G-20 to Back Corporate Tax Reform (WSJ)
The Group of 20 largest economies is set to back a major reform of international taxation designed to eliminate loopholes that enable many companies to keep their tax bills low. ... The action plan aims to plug the gaps created by a complex web of bilateral tax treaties that has expanded since the 1920s, and which now allow for "aggressive" tax planning, where companies adopt legal structures designed to shift their profits to the lowest tax jurisdictions, regardless of where those profits are earned.
U.K. Hires JPMorgan to Provide Bank-Privatization Advice (Bloomberg)
The U.K. hired JPMorgan Chase & Co., whose senior advisers include former Prime Minister Tony Blair, as it accelerates efforts to reduce its stakes in Lloyds Banking Group Plc and Royal Bank of Scotland Group Plc. “JPMorgan Cazenove will provide ad hoc input which will complement UKFI’s expertise in devising strategies for realizing value for the government’s shareholdings in the banks,” U.K. Financial Investments Ltd., the body that oversees the government’s stakes in the lenders, said in a statement today. “This appointment does not involve any commitment in relation to other roles at any other time and UKFI intends to review this appointment on a periodic basis.”
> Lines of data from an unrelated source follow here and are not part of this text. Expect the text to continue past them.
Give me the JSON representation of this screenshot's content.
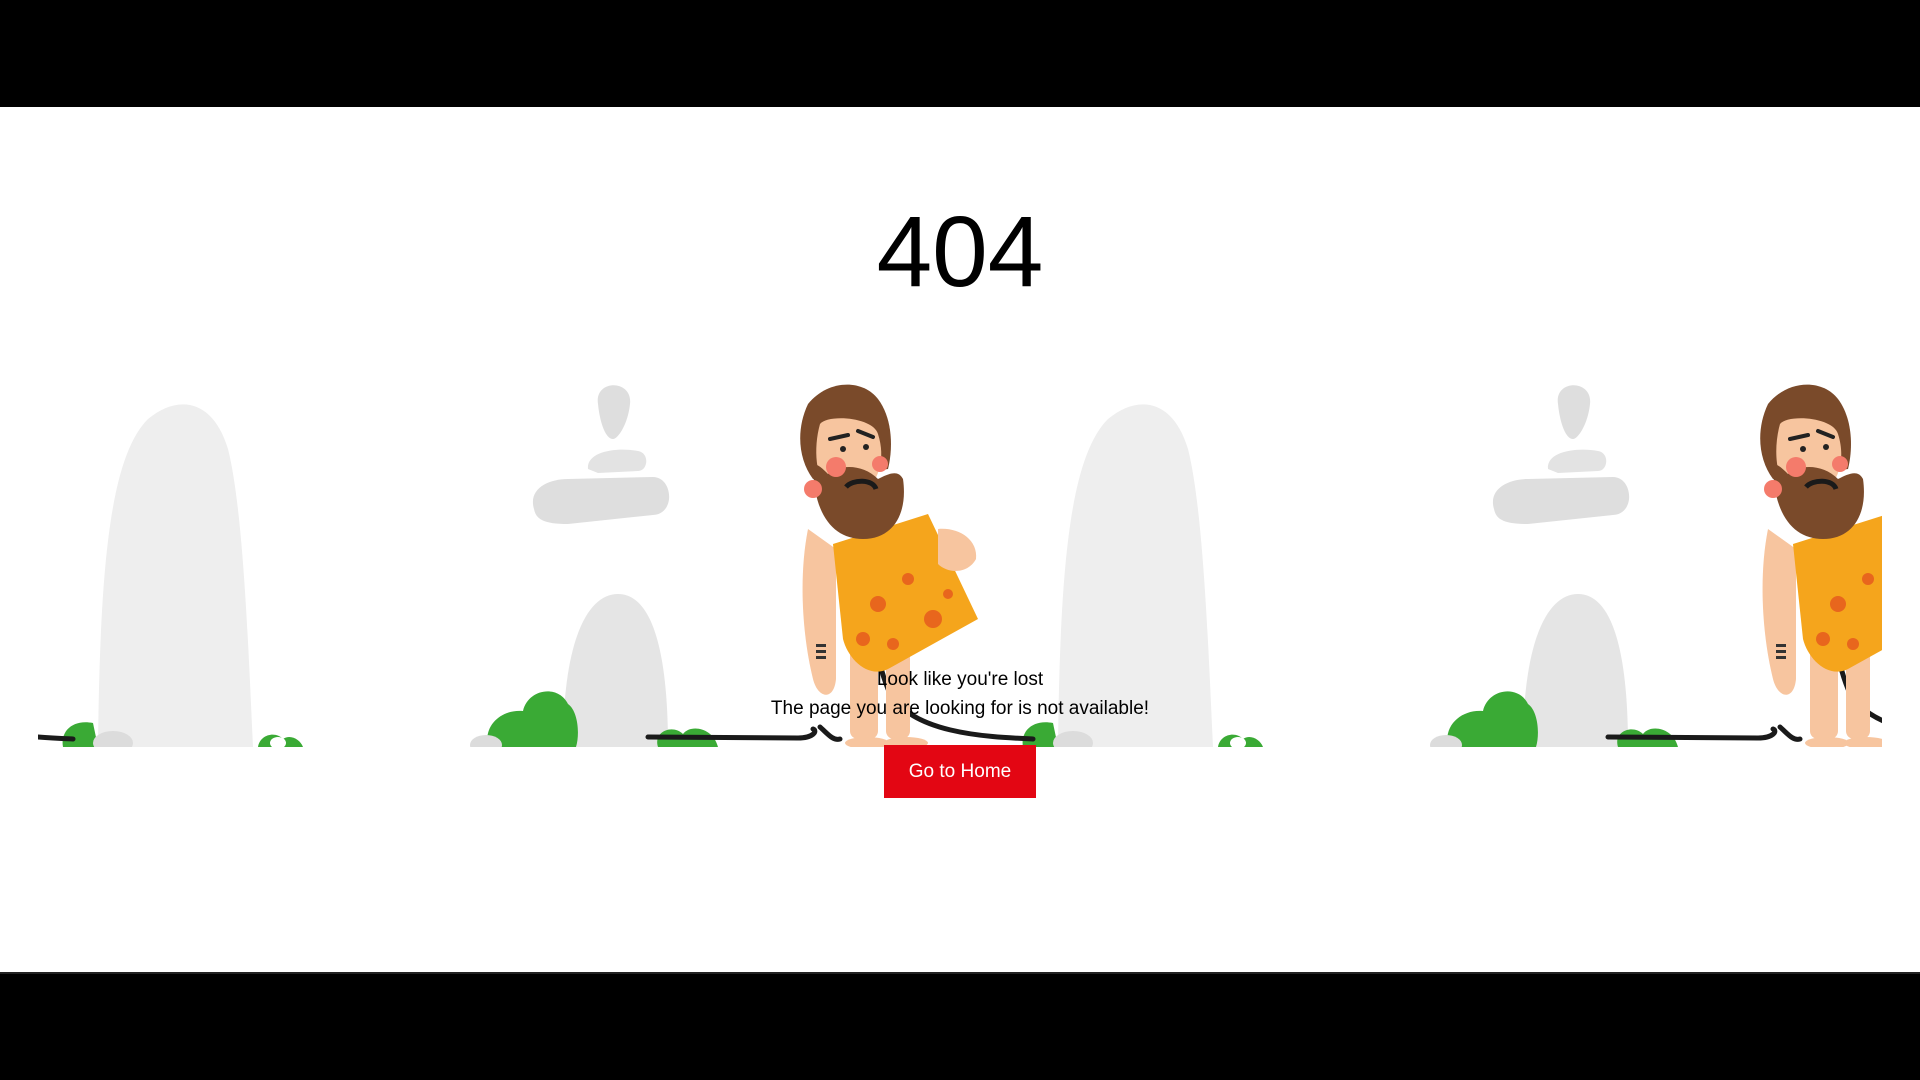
{
  "error": {
    "code": "404",
    "headline": "Look like you're lost",
    "message": "The page you are looking for is not available!",
    "home_button": "Go to Home"
  },
  "colors": {
    "accent": "#e30613",
    "rock": "#eeeeee",
    "bush": "#3aaa35",
    "tunic": "#f5a51c",
    "hair": "#7a4a2a"
  },
  "icons": [
    "caveman-illustration",
    "rock-pillar",
    "stacked-stones",
    "bush"
  ]
}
Apache to Sell Gulf of Mexico Shelf Unit for $3.75 Billion (DealBook)
The Apache Corporation agreed to sell its business in the Gulf of Mexico’s shelf to a portfolio company owned by the private equity firm Riverstone Holdings for about $3.75 billion. The buyer, Riverstone’s Fieldwood Energy, is buying a business with 239 millions of barrels of oil equivalent in reserves at the end of last year, more than half of which is oil and 75 percent of which is already developed.
Chateau Latour 2003 Bordeaux Rebounds in London (Bloomberg)
A case of 2003 Chateau Latour, a Bordeaux first-growth wine estate, sold for 7,350 pounds ($11,190) on Liv-ex, marking a 5 percent gain from this year’s February low while remaining within its 2013 trading range. Yesterday’s deal compared with the 7,165 pounds paid for a similar case the previous day, and left the vintage still trading 29 percent below the 10,300 pound record it reached in July 2011, when demand for top Bordeaux was peaking.
Stephen Colbert Grills Eliot Spitzer, Declares 'This Ain't Charlie Rose, Motherf**ker' (HuffPo)
[Spitzer] was asked by Stephen Colbert if forgiving voters signal the "slow decay of our moral values." As Spitzer laughed the question off, Colbert declared, "This ain't Charlie Rose, motherf**ker!" "Shouldn't the job of comptroller go to someone who has shown a modicum of self-comptrol?" The comedy host asked Spitzer. "Why should the people trust you?"